Monday, February 7, 2011

Experiencing Life As A Dream

Sister Jo and I began our sojourn two months ago. It feels like many more months than that, which got me to thinking. I’ve always known that one’s sense of the passage of time is relative to the experiences within the timeframe being referenced. There’s a very valid reason for the phenomenon.
Back in the 1970’s researchers at either the University of Michigan or Michigan State University did a long term study on time perception. They found that there is both “real” time and “mind” time.
Time Differences
The researchers found profound differences between the two types of time.
“Real” time was defined as the passage of time as recorded by a clock. Such time is a man-made measurement of experience. It’s also considered a measurement related to distance, but still a measurement.
“Mind” time was defined as a person’s individual experiential perception. Each person perceives the passage of time differently according to how fast their mind processes information, as well as the emotional investment used during the experience.
Apparently the research was prompted by someone asking why a person can experience hours or days of time passage within the body of a dream. The brain processes information in nanoseconds, which is infinitely faster than clock time. The researchers decided to look for the truth.
The Experiment
The basic experiment was a simple one. Find subjects who’d always wanted to learn to do one thing specifically—compose music, learn a foreign language, etc. Once the subjects were located [all were mature adults], each one was hypnotized for their instruction.
Example: [Not taken from actual study] During hypnosis a subject—let’s say a civil servant--is told that he’s been given two years to learn how to write music, which he’s always dreamed about. He can stay in his room and learn for that two years. He will be provided with everything he needs to learn. All he has to do was ask.
He’s told that someone will come to tell him when his time is up. He’s left to his own devices to use the resources provided to learn his new field. Whatever he asks for, he receives. He spends his time working on a computer, playing with instruments, and learning.
The Results
Are you concerned? Don’t be. The amount of time he’s in the room, as measured in “real” time, is only a few hours.
The result astounds the researchers. Not only can the man compose music but beautiful music and is ecstatic with the results of his new education. He’s also told that only a few hours have passed since he began.
The ultimate reality is that “mind” time runs and processes information incredibly fast. Learning under this process of mind usage is excellent, takes little “real” time, and has lasting effects. (When rechecked several months later, our civil servant is happily writing music for publication.)
Personal Appreciation of “Mind” Time
You might ask what this has to do with anything. Why is it important? It’s important for a couple of reasons.
When I said that our time on the road seemed to have lasted many months, I meant it literally. It seemed as if the calendar should be pushing toward May instead of February.
The reason for that perception is the number of experiences during that near eight weeks on the road. We’d covered 18 states in that “real” time. Within each of those states were individual experiences that had made an impact on our memories, either good or bad. That’s a mighty load of memories in so short a timeframe.
We’d taken a few notes here and there about most of the major experiences, but not the entirety of the road experience.
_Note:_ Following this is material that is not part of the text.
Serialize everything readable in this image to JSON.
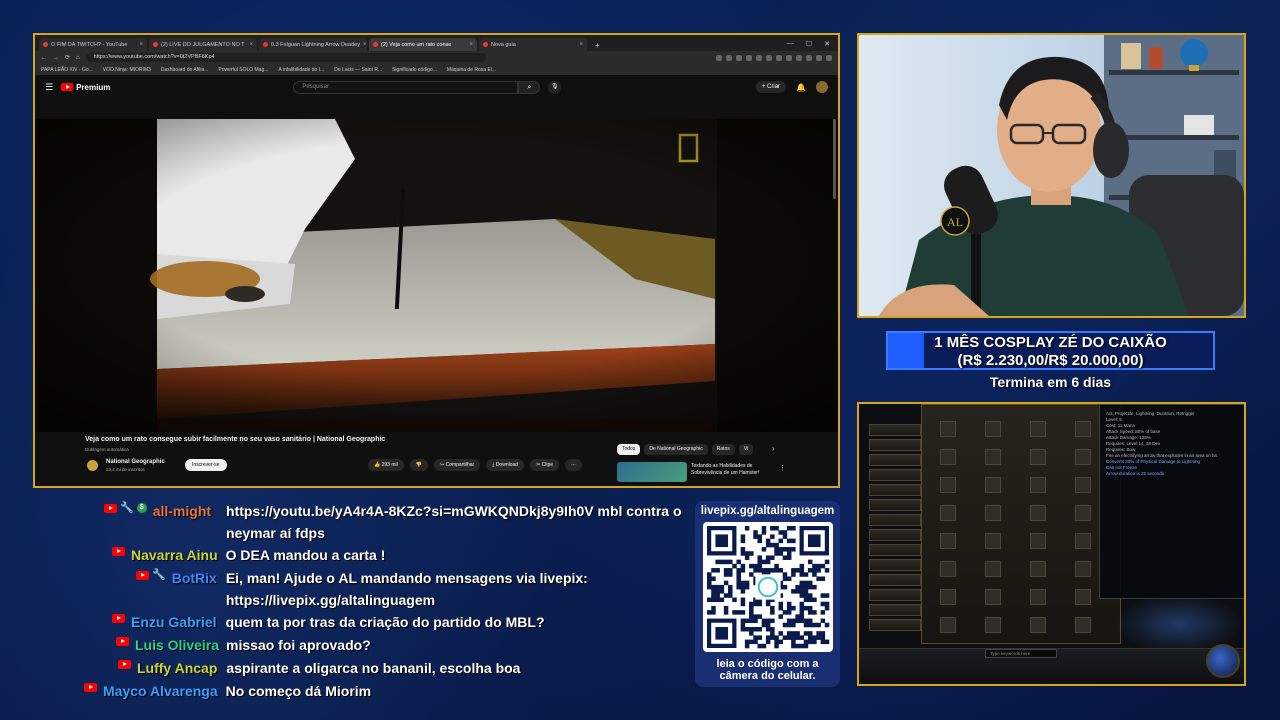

My poor fingers would never have been still if that was the case. Whether I preferred it or not, my poor old mind had to carry the brunt of the load in memory form with scanty notations along the way.
The good thing about experiential memory is that it doesn’t escape when there are two of us on the drive. Each of us have a slightly different perspective, but that’s why it works so well. We can fill in details better that way. We can use her visuals and my audios. It’s according to who was paying the most attention at the time.
Also, have you ever had one of the days when you’ve worked and worked, gotten tons completed, and then looked at the clock only to see that only a couple of hours have passed? That, my friend, is “mind” time in action. Enjoy it while you have it. It usually accompanies those days when clock time seems to drag along and it seems that the day will never be over. Ever have one of those?
If not, I’m sorry. I used to groan each time until I realized how much I could get written during “MIND TIME.” It’s my writer’s best friend come to call.
I can use it for marketing research, which always seems to take forever. I can use it to draw out a plot or rough out an essay. It’s lovely for poetry. I relish those days now.
Take a minute and think about whether you’re using your mind time to its best advantage. Until we talk again,
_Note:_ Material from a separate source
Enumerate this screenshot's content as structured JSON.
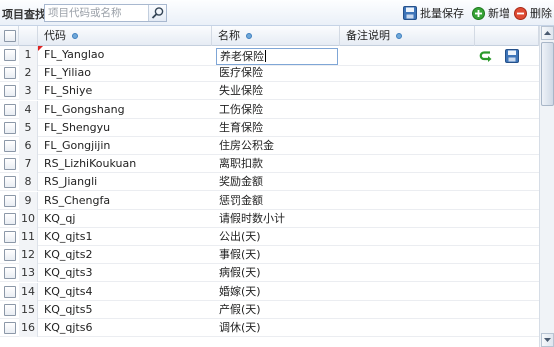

  1. That's really interesting Claudsy! I think I use clock time while at work and mind time when I'm writing. However, when I'm writing, the clock time goes so much faster then my mind time. My mind time is so into it that it seems as though only 1 hours has passed, however the clock tells me its been 4 hours!!

    But this was really an interesting article. I enjoyed reading it. And the clock says it only took me a few minutes!
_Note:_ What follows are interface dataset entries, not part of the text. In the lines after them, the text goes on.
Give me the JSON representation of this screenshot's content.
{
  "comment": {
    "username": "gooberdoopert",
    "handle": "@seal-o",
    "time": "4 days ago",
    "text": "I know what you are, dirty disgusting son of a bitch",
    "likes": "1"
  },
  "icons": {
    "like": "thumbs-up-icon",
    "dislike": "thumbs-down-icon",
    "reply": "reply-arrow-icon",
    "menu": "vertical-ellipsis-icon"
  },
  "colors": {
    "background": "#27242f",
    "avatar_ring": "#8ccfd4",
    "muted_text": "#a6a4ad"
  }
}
  2. Thanks, Allyn. For me, I never kknow when mind time will kick in and take over. I'm always surprised. I do like it when it happens, though.

    I just wish I could control shen it happened. Then I might get some real work done and more of it.